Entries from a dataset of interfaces
----

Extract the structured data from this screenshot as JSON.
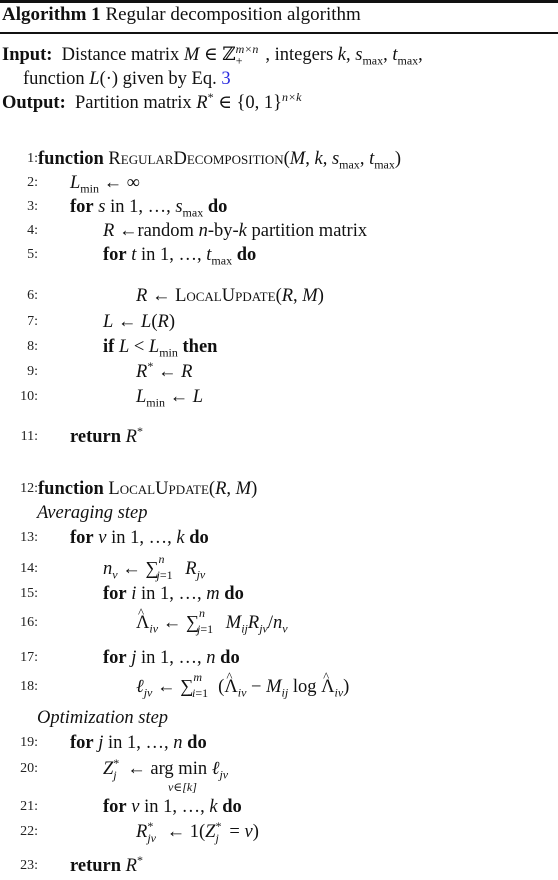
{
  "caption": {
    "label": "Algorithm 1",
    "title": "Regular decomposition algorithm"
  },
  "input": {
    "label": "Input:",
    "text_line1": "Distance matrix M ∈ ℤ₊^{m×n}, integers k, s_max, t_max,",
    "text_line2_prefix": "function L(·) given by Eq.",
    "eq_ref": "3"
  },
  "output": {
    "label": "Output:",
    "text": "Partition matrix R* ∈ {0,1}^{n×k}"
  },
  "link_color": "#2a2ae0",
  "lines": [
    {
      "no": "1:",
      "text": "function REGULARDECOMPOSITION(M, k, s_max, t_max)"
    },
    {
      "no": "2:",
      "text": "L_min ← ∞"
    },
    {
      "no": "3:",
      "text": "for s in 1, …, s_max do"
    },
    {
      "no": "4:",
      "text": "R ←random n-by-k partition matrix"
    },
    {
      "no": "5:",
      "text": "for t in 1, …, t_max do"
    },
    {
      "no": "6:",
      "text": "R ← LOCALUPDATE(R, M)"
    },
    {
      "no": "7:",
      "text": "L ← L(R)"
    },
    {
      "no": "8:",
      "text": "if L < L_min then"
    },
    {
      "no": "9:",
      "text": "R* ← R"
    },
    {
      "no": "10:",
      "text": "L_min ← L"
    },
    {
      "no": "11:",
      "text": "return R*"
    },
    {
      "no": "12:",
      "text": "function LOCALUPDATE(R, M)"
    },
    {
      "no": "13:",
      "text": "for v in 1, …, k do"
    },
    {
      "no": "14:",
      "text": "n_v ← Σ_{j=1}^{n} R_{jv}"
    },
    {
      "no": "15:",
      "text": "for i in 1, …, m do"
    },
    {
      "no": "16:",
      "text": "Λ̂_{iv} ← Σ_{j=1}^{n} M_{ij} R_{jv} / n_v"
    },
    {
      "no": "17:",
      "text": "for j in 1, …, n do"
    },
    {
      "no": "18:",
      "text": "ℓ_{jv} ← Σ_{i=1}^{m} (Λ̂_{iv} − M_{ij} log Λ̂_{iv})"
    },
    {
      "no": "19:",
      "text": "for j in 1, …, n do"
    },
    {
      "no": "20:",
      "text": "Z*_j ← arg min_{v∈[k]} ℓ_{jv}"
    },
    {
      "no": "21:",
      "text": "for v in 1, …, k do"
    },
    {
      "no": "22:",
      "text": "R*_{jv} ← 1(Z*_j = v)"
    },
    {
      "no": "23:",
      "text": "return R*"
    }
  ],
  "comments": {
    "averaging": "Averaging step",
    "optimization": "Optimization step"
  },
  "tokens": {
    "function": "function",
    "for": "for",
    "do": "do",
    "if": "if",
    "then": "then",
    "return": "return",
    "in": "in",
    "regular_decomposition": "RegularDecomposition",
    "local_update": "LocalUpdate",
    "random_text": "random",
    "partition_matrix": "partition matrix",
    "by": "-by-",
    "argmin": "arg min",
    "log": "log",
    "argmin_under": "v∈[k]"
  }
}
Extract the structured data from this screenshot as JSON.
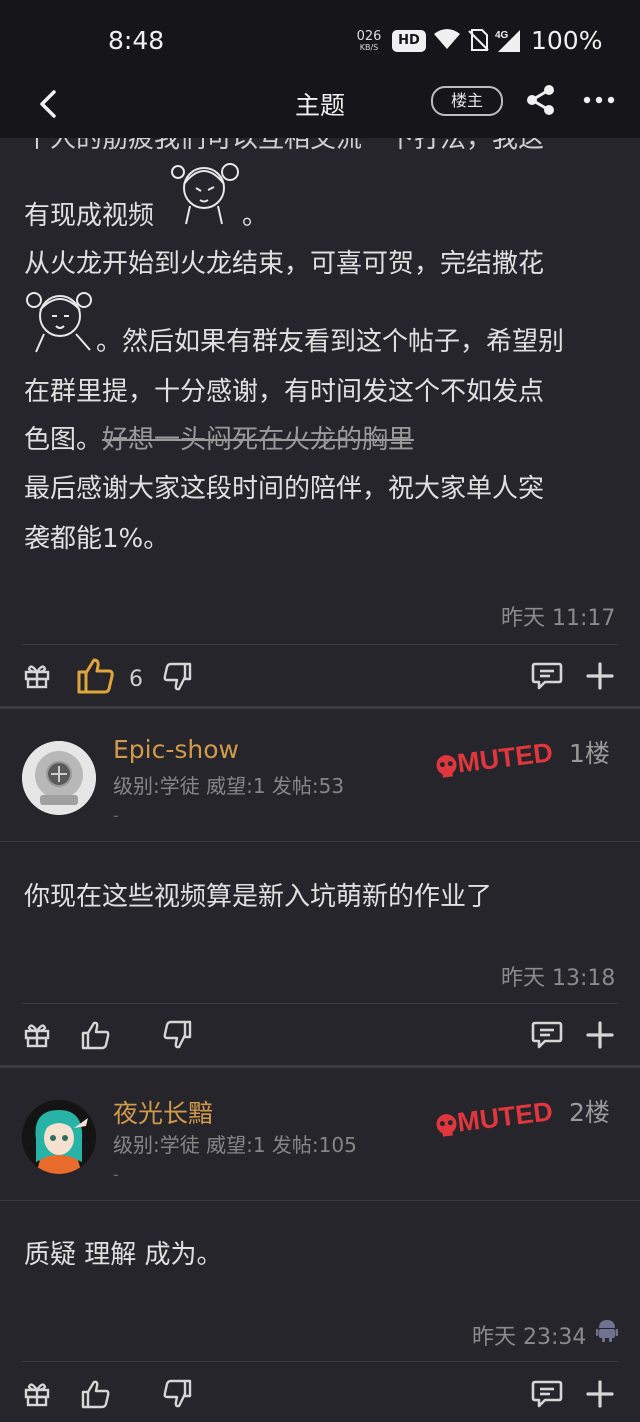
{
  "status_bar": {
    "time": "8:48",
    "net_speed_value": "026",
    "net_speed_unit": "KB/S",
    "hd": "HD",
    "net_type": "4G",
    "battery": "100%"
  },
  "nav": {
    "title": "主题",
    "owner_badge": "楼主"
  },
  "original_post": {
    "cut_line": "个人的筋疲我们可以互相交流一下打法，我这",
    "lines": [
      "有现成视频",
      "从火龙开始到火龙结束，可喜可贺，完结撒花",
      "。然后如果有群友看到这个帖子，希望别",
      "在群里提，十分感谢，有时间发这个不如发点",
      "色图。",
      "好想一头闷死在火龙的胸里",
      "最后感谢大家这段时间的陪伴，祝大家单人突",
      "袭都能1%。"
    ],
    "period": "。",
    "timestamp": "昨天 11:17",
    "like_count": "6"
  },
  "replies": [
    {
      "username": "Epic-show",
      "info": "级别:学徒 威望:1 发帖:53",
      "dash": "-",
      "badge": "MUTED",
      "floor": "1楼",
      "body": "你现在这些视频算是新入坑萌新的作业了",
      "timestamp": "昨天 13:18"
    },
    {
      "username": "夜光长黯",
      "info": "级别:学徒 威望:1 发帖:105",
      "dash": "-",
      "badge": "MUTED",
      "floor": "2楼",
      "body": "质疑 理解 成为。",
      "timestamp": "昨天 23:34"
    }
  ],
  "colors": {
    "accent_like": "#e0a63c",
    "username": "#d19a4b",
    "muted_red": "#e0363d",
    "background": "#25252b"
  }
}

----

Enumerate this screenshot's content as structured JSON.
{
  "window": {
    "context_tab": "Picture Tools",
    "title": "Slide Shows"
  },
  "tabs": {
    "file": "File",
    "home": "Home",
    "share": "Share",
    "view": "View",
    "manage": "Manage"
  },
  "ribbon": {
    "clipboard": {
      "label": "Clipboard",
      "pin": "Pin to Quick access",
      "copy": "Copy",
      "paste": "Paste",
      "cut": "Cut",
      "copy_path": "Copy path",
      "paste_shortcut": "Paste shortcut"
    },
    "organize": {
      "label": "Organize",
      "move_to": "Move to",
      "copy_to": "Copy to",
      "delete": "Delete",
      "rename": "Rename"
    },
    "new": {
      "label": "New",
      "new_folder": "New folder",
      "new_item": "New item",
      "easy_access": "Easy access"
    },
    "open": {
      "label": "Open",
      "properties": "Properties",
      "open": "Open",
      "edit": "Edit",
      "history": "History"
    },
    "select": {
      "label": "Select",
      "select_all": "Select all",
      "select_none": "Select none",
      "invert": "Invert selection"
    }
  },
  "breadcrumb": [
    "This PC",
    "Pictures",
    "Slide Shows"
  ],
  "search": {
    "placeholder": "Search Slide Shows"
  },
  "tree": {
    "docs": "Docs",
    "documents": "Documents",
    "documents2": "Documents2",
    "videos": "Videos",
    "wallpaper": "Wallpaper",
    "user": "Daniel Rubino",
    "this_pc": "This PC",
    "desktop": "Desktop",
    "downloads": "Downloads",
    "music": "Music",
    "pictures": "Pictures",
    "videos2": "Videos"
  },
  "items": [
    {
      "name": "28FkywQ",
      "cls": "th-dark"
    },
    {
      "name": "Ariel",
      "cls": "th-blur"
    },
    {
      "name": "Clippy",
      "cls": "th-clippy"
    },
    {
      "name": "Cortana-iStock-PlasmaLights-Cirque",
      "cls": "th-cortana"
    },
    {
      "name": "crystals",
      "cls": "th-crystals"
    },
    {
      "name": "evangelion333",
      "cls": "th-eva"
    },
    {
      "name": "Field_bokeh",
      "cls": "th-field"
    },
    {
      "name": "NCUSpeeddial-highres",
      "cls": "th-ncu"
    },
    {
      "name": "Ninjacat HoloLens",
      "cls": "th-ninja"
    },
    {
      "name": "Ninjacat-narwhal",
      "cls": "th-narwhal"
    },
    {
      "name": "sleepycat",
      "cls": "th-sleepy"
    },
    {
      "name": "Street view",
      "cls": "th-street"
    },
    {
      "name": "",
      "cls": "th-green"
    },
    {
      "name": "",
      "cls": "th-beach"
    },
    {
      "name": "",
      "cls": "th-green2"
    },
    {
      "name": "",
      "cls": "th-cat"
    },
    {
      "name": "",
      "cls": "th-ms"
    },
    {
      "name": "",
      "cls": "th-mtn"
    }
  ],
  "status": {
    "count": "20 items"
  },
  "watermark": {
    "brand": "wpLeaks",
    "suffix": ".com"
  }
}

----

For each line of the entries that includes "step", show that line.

▶ **Worked solution**:
    "averaging": "Averaging step",
    "optimization": "Optimization step"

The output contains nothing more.